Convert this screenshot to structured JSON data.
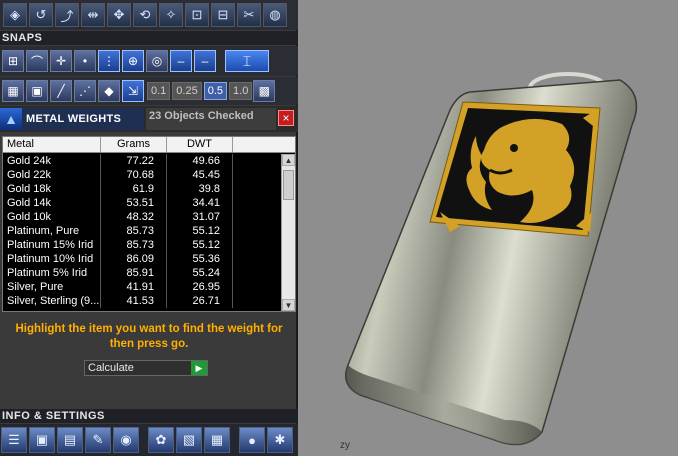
{
  "snaps": {
    "title": "SNAPS",
    "values": [
      "0.1",
      "0.25",
      "0.5",
      "1.0"
    ],
    "active_value_index": 2
  },
  "metal_weights": {
    "title": "METAL WEIGHTS",
    "objects_checked": "23 Objects Checked",
    "close_label": "×",
    "columns": [
      "Metal",
      "Grams",
      "DWT"
    ],
    "rows": [
      {
        "metal": "Gold 24k",
        "grams": "77.22",
        "dwt": "49.66"
      },
      {
        "metal": "Gold 22k",
        "grams": "70.68",
        "dwt": "45.45"
      },
      {
        "metal": "Gold 18k",
        "grams": "61.9",
        "dwt": "39.8"
      },
      {
        "metal": "Gold 14k",
        "grams": "53.51",
        "dwt": "34.41"
      },
      {
        "metal": "Gold 10k",
        "grams": "48.32",
        "dwt": "31.07"
      },
      {
        "metal": "Platinum, Pure",
        "grams": "85.73",
        "dwt": "55.12"
      },
      {
        "metal": "Platinum 15% Irid",
        "grams": "85.73",
        "dwt": "55.12"
      },
      {
        "metal": "Platinum 10% Irid",
        "grams": "86.09",
        "dwt": "55.36"
      },
      {
        "metal": "Platinum 5% Irid",
        "grams": "85.91",
        "dwt": "55.24"
      },
      {
        "metal": "Silver, Pure",
        "grams": "41.91",
        "dwt": "26.95"
      },
      {
        "metal": "Silver, Sterling (9...",
        "grams": "41.53",
        "dwt": "26.71"
      }
    ],
    "instruction": "Highlight the item you want to find the weight for then press go.",
    "calculate_label": "Calculate",
    "go_label": "▶"
  },
  "info_settings": {
    "title": "INFO & SETTINGS"
  },
  "viewport": {
    "axis_label": "zy"
  },
  "colors": {
    "accent_orange": "#ffb000",
    "panel_bg": "#3a3a3a",
    "viewport_bg": "#8e8e8e",
    "title_bg": "#1e2f52",
    "close_red": "#c21e1e",
    "go_green": "#1e9a36",
    "pendant_gold": "#d2a126"
  },
  "icons": {
    "toolbar": [
      "cube-icon",
      "curve-icon",
      "dotted-curve-icon",
      "mirror-icon",
      "move-icon",
      "rotate-icon",
      "magic-icon",
      "group-icon",
      "ungroup-icon",
      "scissors-icon",
      "globe-icon"
    ],
    "snaps": [
      "grid-snap-icon",
      "curve-snap-icon",
      "cross-snap-icon",
      "point-snap-icon",
      "midpoint-snap-icon",
      "circle-snap-icon",
      "center-snap-icon",
      "line-snap-icon",
      "line-end-snap-icon",
      "ortho-snap-icon"
    ],
    "snaps_row2": [
      "grid-icon",
      "box-icon",
      "line-icon",
      "diagonal-icon",
      "eye-icon",
      "arrow-snap-icon",
      "grid-small-icon"
    ],
    "info": [
      "stack-icon",
      "box-3d-icon",
      "document-icon",
      "pencil-icon",
      "object-icon",
      "paint-icon",
      "render-icon",
      "camera-icon",
      "sphere-icon",
      "figure-icon"
    ]
  }
}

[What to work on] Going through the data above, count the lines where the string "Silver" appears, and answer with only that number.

[Your solution] 2